*Task item*: The count of lines with the string "Height" in the material is all that should be returned.
——
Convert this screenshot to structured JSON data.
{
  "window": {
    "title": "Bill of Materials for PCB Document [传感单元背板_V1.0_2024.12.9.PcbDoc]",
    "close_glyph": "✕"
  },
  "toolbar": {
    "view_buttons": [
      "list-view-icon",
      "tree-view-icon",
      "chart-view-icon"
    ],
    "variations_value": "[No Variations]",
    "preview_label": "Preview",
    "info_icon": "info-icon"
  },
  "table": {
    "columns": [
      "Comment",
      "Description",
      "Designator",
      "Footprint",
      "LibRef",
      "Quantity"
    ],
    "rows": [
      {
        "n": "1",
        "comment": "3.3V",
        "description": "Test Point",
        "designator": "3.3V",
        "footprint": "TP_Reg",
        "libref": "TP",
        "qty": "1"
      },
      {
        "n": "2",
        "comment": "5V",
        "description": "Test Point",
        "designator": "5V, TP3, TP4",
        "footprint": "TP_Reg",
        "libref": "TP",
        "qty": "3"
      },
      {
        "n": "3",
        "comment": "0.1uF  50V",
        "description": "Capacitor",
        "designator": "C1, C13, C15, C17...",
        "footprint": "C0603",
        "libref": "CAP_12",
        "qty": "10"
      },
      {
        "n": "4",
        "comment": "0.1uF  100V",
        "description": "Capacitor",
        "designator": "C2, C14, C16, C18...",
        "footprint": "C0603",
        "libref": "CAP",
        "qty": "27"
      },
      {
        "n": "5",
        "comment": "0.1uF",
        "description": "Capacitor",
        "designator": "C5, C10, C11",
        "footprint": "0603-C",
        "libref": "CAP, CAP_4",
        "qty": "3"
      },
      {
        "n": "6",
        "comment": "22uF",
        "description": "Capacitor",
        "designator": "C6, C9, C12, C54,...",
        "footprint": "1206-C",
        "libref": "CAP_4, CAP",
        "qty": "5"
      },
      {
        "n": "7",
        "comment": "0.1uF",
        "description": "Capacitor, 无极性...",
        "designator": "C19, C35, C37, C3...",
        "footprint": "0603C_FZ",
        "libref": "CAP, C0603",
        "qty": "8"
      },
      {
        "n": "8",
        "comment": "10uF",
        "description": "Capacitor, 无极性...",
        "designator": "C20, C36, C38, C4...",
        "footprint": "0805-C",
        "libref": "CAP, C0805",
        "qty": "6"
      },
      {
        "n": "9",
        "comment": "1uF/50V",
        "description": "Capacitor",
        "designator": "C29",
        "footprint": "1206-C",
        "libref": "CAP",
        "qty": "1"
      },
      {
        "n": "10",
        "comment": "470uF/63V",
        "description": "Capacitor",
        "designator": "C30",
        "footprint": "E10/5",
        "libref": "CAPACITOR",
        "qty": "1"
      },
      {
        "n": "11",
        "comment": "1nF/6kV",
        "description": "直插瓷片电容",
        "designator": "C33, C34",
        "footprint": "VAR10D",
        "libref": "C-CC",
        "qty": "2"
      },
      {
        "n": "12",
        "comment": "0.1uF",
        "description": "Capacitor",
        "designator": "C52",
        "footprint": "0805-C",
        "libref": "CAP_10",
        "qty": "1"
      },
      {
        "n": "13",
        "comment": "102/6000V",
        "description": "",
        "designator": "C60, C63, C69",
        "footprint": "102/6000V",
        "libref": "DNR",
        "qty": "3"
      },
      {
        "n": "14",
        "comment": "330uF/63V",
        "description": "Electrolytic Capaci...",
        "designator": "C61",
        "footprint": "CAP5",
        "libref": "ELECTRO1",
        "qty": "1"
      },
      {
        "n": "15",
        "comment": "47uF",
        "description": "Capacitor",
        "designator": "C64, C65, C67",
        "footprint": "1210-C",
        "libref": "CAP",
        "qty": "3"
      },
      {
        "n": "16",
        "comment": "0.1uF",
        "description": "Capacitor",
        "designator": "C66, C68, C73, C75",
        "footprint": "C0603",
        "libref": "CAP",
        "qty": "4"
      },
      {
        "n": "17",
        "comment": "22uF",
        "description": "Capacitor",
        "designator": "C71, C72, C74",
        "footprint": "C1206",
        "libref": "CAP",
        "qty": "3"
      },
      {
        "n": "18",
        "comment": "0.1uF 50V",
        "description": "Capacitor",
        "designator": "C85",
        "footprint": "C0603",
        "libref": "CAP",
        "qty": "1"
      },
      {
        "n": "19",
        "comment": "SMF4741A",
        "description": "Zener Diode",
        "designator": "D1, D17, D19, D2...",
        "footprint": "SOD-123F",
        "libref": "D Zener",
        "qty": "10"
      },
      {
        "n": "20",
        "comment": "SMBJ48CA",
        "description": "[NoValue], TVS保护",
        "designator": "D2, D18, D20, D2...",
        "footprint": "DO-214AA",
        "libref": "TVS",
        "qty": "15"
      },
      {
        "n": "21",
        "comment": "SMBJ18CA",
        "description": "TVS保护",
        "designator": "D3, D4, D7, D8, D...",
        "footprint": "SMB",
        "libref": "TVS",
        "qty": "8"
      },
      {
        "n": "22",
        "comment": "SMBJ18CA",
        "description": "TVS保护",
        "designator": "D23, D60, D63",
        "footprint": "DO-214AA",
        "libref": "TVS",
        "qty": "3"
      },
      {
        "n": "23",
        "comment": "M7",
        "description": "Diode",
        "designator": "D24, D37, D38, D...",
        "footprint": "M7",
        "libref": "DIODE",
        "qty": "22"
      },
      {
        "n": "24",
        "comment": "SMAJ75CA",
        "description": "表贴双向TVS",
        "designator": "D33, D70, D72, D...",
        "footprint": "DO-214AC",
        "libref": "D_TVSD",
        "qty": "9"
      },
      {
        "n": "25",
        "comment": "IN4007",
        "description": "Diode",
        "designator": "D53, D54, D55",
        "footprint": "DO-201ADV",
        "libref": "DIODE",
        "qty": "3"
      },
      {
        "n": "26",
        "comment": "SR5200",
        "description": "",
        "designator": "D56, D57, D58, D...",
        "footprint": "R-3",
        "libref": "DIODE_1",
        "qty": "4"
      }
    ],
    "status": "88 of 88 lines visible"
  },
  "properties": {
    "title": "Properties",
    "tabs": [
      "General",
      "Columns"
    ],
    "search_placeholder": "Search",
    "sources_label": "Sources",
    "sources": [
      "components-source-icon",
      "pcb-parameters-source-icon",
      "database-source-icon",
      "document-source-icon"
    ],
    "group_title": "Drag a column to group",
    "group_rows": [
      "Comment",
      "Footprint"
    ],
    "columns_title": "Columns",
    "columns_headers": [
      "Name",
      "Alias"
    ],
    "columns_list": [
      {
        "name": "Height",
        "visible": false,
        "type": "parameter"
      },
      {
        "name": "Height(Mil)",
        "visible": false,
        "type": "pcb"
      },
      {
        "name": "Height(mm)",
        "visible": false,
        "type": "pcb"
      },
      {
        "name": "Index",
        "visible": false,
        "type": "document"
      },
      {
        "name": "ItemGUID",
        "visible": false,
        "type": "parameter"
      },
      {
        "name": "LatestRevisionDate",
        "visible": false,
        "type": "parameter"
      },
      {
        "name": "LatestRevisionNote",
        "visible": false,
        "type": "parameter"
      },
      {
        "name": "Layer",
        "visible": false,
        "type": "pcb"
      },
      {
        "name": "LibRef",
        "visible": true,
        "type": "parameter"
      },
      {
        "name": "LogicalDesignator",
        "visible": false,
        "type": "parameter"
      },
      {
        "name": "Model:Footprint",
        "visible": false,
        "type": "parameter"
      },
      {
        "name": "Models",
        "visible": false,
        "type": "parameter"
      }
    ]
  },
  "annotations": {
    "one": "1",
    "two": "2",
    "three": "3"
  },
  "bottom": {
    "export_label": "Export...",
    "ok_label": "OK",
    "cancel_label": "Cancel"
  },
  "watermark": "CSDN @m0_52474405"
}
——
*Answer to this problem*: 3